Day number three and mother nature was smiling sunshine. Although this makes for prime flying conditions it actually is not good lighting for imaging. Sunlight can reflect on the surface of the water and create a blinding reflection when you are shooting down from a helicopter flying at several hundred feet. The extreme contrast in lighting can send the camera’s light meters into a tailspin resulting in under and over exposed photos. Imaging glaciers on a sunny day is also challenging for the same reasons, nothing like a giant piece of ice to reflect sunlight and wash out a photo. While flying we must always be aware of what angle the sunlight is at and where it will be as we wind around tight corners and move under the shadows of steep mountain faces following the contour of complex shorelines. Sometimes there's just no avoiding getting photobombed by the sun. The ideal conditions for imaging the coastal zone are no wind, light cloud cover with a high ceiling (several thousand feet), and no rain. A show stopper for the imaging team is when the fog monster shows up.

Aerial view of Barlett Cove in Glacier Bay, Alaska.

Tarr Inlet with Russell Island on the left, Glacier Bay National Park.

Tarr Inlet with Russell Island on the left, Glacier Bay National Park

So much going on in this photo one simply soaks in its beautiful composition. Ok, just another pretty picture, what is going on here. The foreground shows a complex area of recurved spit and salt marsh habitat intercepted by a spectacularly large alluvial fan. Both of these features are flanked by a glacially cut inlet. You can even see where the high tide was earlier in the day by the wet band of sediment across the fan and into the salt marsh. Despite this intersection of major geomorphic features, one is drawn to the background of this image wondering what lies around the corner, how far back does it go, could there be a glacier making its retreat? Well, it is called Glacier Bay National Park and Preserve!

Margerie Glacier, Glacier Bay National Park & Preserve.

Margerie Glacier, Glacier Bay National Park & Preserve.

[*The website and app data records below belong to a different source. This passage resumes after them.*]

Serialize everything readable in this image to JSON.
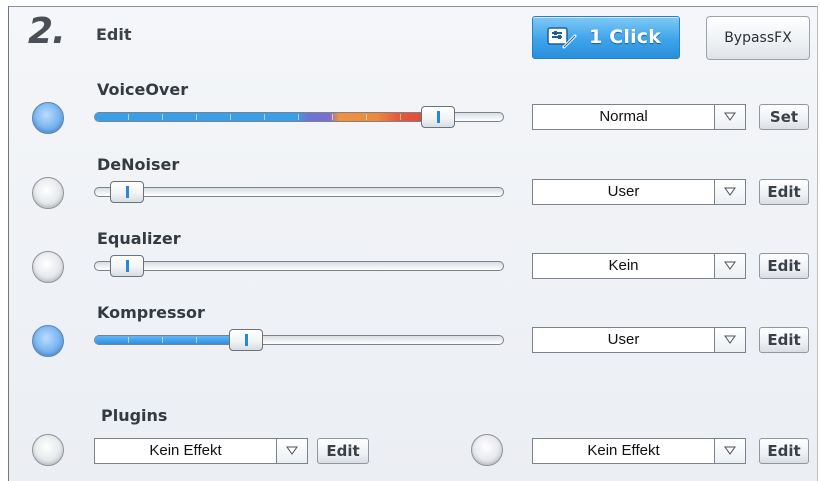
{
  "header": {
    "step_number": "2.",
    "step_title": "Edit",
    "one_click_label": "1 Click",
    "one_click_icon": "edit-wand-icon",
    "bypass_label": "BypassFX"
  },
  "colors": {
    "accent_blue": "#3ea4ea",
    "led_on": "#78b3f0",
    "panel_bg": "#eef1f5"
  },
  "effects": [
    {
      "label": "VoiceOver",
      "enabled": true,
      "level": 0.84,
      "preset": "Normal",
      "button": "Set"
    },
    {
      "label": "DeNoiser",
      "enabled": false,
      "level": 0.08,
      "preset": "User",
      "button": "Edit"
    },
    {
      "label": "Equalizer",
      "enabled": false,
      "level": 0.08,
      "preset": "Kein",
      "button": "Edit"
    },
    {
      "label": "Kompressor",
      "enabled": true,
      "level": 0.37,
      "preset": "User",
      "button": "Edit"
    }
  ],
  "plugins": {
    "label": "Plugins",
    "slots": [
      {
        "enabled": false,
        "preset": "Kein Effekt",
        "button": "Edit"
      },
      {
        "enabled": false,
        "preset": "Kein Effekt",
        "button": "Edit"
      }
    ]
  }
}
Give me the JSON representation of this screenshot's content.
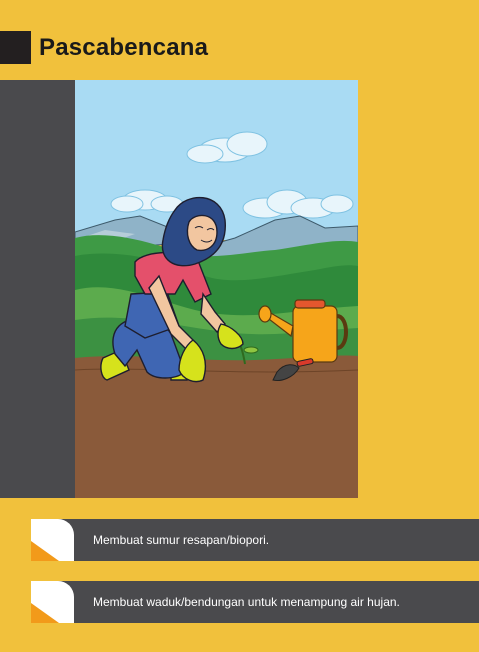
{
  "page": {
    "title": "Pascabencana"
  },
  "illustration": {
    "subject": "woman-gardening-icon"
  },
  "steps": [
    {
      "text": "Membuat sumur resapan/biopori."
    },
    {
      "text": "Membuat waduk/bendungan untuk menampung air hujan."
    }
  ],
  "colors": {
    "background": "#f1c13c",
    "panel": "#4a4a4d",
    "accent": "#f29a1a",
    "dark": "#231f20"
  }
}
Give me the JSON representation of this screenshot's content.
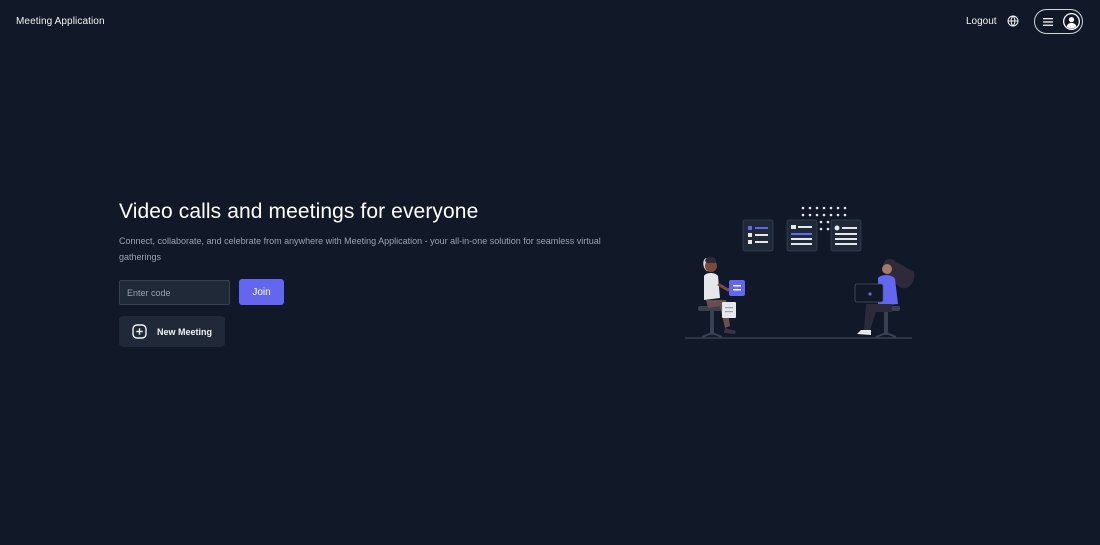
{
  "header": {
    "brand": "Meeting Application",
    "logout_label": "Logout",
    "language_icon": "globe-icon",
    "menu_icon": "hamburger-menu-icon",
    "avatar_icon": "user-avatar-icon"
  },
  "hero": {
    "title": "Video calls and meetings for everyone",
    "subtitle": "Connect, collaborate, and celebrate from anywhere with Meeting Application - your all-in-one solution for seamless virtual gatherings"
  },
  "join": {
    "placeholder": "Enter code",
    "value": "",
    "button_label": "Join"
  },
  "new_meeting": {
    "label": "New Meeting",
    "icon": "plus-square-icon"
  },
  "colors": {
    "background": "#111827",
    "accent": "#6366f1",
    "surface": "#1f2937"
  }
}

Margerie Glacier is an icy highlight of any visit to Glacier Bay National Park, and a primary destination for visitors on sailboats, kayaks, tourboats, and cruise ships. It is about 1-mile wide, with an ice face that is about 250 feet high above the waterline, but with its base about 100 feet below sea level. The glacier is about 21 miles long and begins in snow-fields in the Fairweather Range where elevations exceed 9000 feet. The ice flows about 2000 feet per year, or about 6 feet per day. Margerie Glacier joined Grand Pacific Glacier about 1990, but they have since separated as Grand Pacific recedes.

Margerie Glacier is a hanging glacier with its base about 600 feet above the floor of Tarr Inlet near its center. As the flowing ice moves beyond the submerged valley floor, it breaks off and calves into the sea in spectacular fashion.

Margerie’s terminus was relatively stable in position through the 90’s; however, about 1998 the northern third of the terminus began a slight recession, forming a small embayment within the ice face.

Over the years, this part of the terminus has thinned and the embayment has expanded. In 2017, this section experienced dramatic changes with deep embayments and a large mass of bedrock now exposed. Perpetual meltwater discharges from subglacial streams below the water surface within the central area of the glacier resulting in upwellings and occasionally fountains. Where the ocean is disturbed by meltwater streams and calving icebergs, flocks of black-legged kittiwake gulls swarm and glean small marine creatures from the surface.